> _Records for processing_:
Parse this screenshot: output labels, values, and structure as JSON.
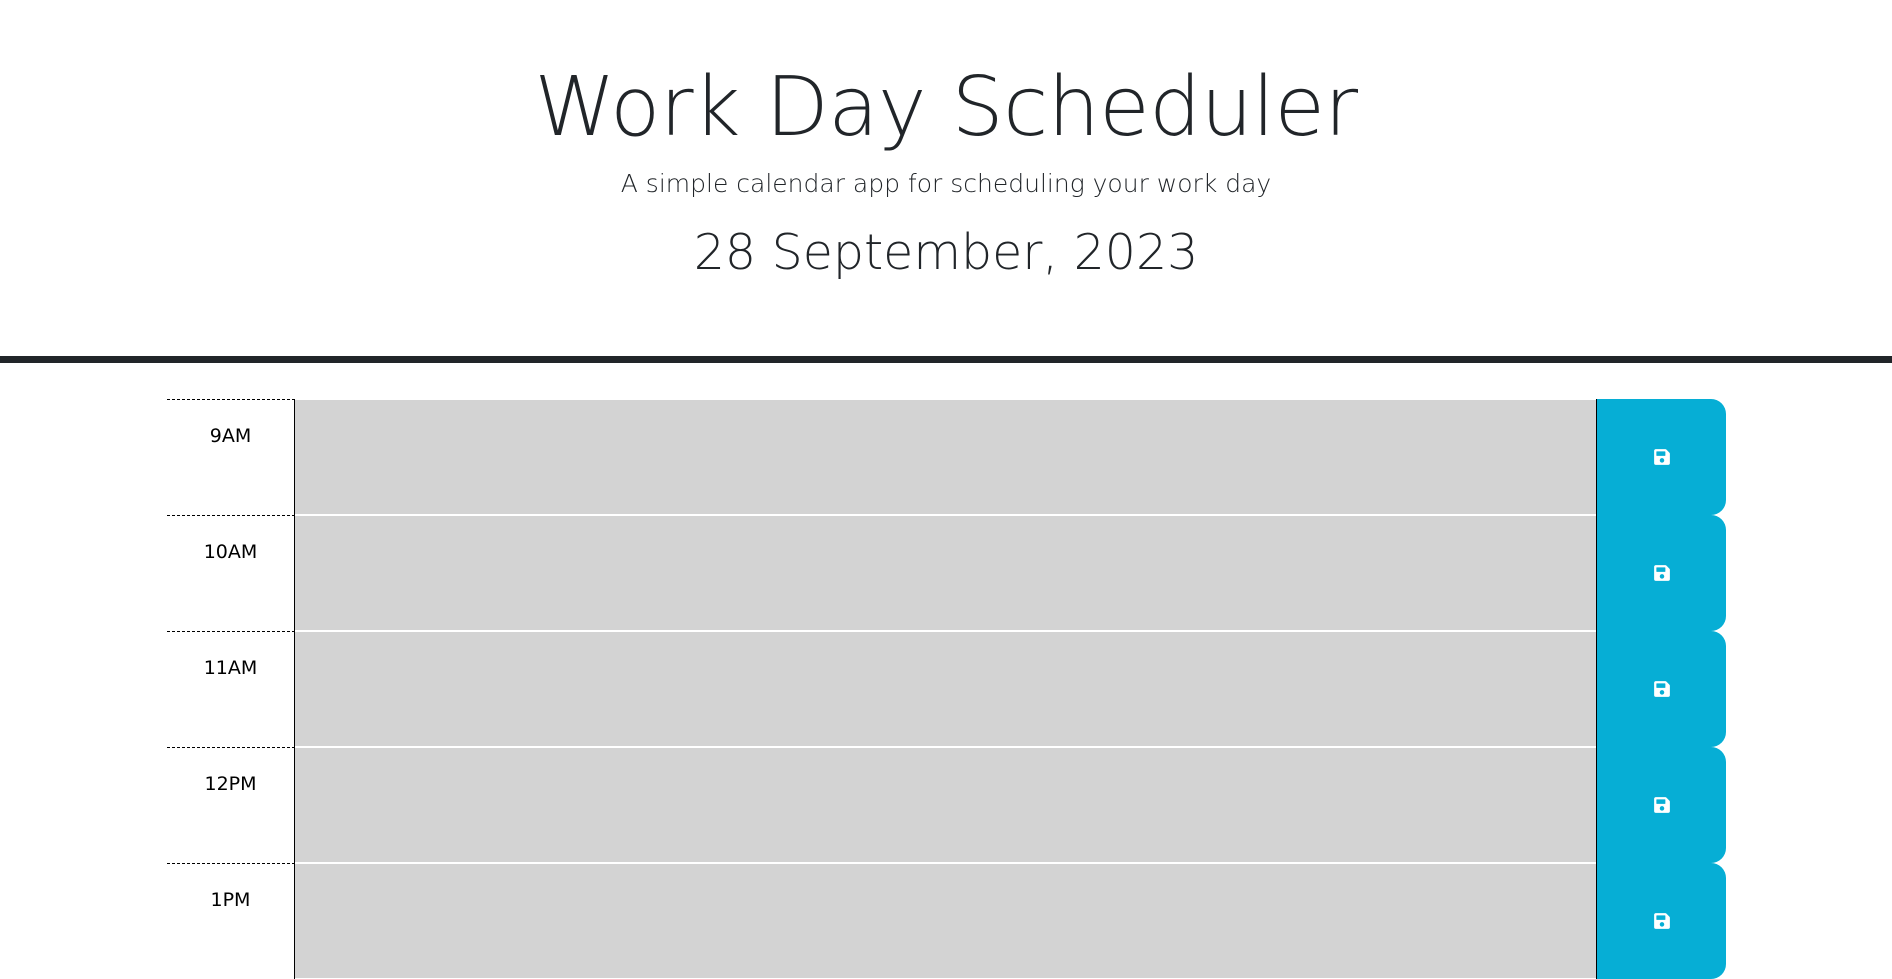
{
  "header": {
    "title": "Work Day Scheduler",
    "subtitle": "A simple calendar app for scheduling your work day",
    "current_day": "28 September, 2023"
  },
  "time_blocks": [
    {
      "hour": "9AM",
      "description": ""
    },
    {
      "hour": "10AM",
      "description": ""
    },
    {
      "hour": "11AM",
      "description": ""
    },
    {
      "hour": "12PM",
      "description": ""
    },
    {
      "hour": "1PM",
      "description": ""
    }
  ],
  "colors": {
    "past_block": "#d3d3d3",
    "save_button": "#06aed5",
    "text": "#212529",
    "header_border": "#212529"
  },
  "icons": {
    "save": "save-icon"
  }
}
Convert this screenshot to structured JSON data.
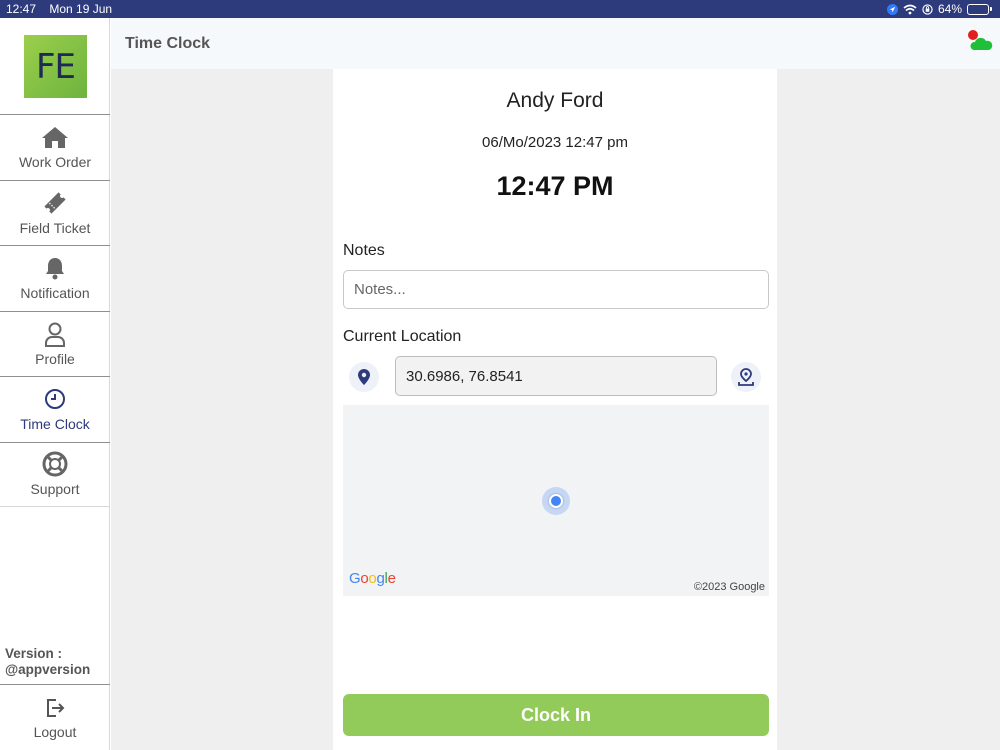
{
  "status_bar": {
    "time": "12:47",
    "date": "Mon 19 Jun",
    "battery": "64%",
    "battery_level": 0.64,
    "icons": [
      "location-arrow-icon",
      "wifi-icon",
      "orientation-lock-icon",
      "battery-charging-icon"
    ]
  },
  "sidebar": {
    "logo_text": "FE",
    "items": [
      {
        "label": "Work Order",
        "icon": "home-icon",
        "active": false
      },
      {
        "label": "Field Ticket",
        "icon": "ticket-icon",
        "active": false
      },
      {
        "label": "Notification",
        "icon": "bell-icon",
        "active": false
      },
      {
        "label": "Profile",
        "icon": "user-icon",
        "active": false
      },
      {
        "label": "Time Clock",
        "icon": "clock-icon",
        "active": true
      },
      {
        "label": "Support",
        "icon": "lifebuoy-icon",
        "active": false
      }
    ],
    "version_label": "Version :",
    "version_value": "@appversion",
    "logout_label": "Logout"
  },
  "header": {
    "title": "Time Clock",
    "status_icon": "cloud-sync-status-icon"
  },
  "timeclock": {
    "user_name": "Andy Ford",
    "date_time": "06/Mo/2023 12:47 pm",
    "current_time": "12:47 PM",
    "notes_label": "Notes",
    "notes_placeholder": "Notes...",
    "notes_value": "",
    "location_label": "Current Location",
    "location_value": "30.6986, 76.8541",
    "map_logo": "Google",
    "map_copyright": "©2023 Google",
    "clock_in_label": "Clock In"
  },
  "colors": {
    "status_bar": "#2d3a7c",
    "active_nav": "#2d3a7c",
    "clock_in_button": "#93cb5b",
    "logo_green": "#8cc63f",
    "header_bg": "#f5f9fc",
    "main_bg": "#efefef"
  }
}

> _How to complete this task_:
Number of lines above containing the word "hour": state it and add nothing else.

> _Your response_:
5